April 29th was our 10th annual Sk8 for the Schools. My son, Sebastian “Seabass,” started the fundraiser as a way to giveback to the schools and raise money for the Hermosa Beach Education Foundation. He overheard my husband and I discussing the funding crisis at his small school as a Kindergartner, and decided he’d do fancy tricks on his skateboard and ask for donations to help raise money.
Each year we host this fundraiser building awareness for the cause, and raising money for our community schools. Last year, Sk8 for the Schools raised more than $8,000 and has raised over $35,000 to date. This year, Seabass has a new school.

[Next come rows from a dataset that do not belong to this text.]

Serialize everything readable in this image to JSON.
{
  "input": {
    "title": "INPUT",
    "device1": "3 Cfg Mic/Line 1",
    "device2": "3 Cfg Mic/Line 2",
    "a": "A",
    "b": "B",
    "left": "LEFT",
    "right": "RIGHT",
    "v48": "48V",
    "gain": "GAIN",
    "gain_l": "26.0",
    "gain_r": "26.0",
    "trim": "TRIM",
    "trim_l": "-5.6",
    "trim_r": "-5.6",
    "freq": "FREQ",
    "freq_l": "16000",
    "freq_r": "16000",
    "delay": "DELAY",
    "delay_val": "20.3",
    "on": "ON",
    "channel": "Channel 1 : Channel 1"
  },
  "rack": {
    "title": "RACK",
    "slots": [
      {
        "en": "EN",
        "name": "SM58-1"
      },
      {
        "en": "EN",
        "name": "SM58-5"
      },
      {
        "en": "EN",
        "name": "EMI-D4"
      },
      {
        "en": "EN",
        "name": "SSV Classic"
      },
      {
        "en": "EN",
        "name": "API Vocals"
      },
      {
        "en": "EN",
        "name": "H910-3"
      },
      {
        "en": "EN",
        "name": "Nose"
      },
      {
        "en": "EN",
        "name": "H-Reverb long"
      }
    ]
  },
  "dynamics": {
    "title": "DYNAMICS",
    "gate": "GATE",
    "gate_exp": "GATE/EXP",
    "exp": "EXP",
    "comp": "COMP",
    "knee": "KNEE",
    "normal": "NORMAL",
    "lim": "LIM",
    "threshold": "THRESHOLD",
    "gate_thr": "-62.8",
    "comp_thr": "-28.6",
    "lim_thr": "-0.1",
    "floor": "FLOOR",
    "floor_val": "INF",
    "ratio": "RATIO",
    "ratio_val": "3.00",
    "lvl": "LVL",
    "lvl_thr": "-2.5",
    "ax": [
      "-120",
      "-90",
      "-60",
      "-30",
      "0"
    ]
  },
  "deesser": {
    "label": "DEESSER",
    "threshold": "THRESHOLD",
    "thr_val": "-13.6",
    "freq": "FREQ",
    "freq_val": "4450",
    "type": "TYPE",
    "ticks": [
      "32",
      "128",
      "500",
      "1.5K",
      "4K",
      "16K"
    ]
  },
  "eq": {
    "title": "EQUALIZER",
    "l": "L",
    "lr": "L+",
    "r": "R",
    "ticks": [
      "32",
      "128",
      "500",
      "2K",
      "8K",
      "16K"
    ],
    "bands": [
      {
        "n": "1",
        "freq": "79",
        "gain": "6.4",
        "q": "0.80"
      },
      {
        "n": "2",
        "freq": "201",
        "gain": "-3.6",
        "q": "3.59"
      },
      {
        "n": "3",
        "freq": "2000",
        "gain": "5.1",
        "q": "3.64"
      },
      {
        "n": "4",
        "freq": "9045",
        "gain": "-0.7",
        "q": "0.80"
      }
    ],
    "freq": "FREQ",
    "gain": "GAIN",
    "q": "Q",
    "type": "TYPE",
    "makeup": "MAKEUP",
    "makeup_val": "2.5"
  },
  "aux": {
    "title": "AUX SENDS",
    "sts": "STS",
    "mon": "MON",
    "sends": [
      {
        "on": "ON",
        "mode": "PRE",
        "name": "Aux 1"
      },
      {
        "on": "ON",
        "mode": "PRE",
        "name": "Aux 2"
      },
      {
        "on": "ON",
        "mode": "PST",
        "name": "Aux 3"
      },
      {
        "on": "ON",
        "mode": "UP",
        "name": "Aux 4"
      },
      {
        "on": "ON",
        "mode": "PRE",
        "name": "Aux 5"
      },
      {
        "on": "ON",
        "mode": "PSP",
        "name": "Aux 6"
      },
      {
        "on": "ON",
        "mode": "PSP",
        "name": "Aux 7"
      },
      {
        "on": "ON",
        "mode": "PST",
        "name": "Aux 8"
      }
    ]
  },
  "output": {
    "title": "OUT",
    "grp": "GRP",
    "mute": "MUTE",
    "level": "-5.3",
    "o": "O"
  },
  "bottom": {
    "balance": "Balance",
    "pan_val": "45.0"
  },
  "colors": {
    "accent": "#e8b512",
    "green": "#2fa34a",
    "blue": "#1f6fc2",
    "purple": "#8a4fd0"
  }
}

He’s grown out of the Hermosa Beach City School District and attends high school at Loyola High School. He passed the torch to his younger brother, Julian, a fifth grader at Hermosa Valley. Julian has grown up watching his brother skate, has helped with the event over the years, and is now ready to keep the family tradition alive. If the truth be told, he’s hoping to raise more money than his brother.
Last year the event took on an extra special meaning, as I was diagnosed with stage 2 breast cancer during a routine mammogram. Ironically the date of our event was scheduled for the exact same day as my double mastectomy. We quickly held the event 5 days before my surgery, and the event took on a pink hue, to bring awareness to breast cancer. We wanted to encourage all women to conduct self checks and schedule their regular mammograms. The boys skated in pink, we served pink lemonade, and the whole community showed up in pink to support our family, and this annual community event.
This year the boys again skated in pink to celebrate my one year anniversary of being CANCER FREE, and again to remind people to schedule their regular check ups. The event is open to all kids who want to skate with my boys. They help train little ones and perform skate tricks with the bigger, more advanced kids. It’s all about getting together as a community, to celebrate the youth in Hermosa Beach, and support the local schools. We have raised over $35,000 for our local schools, and we have no plans to stop this annual event.
My husband and I feel that community service with our children is important for so many reasons. It feels good for starters. The satisfaction and pride that comes from hosting this event year after year, cannot be taught in a classroom, and we hope to foster a civic responsibility in our boys for years to come. I encourage everyone to do something for others this summer. You don’t have to host an annual fundraiser to give back… but you could help out at a hospital, pick up litter at a park, make treats for a local senior home or donate some old toys to a shelter, to name a few. To quote the great Dr. Seuss, “Unless someone like you cares a whole awful lot, nothing is going to get better. It’s not.”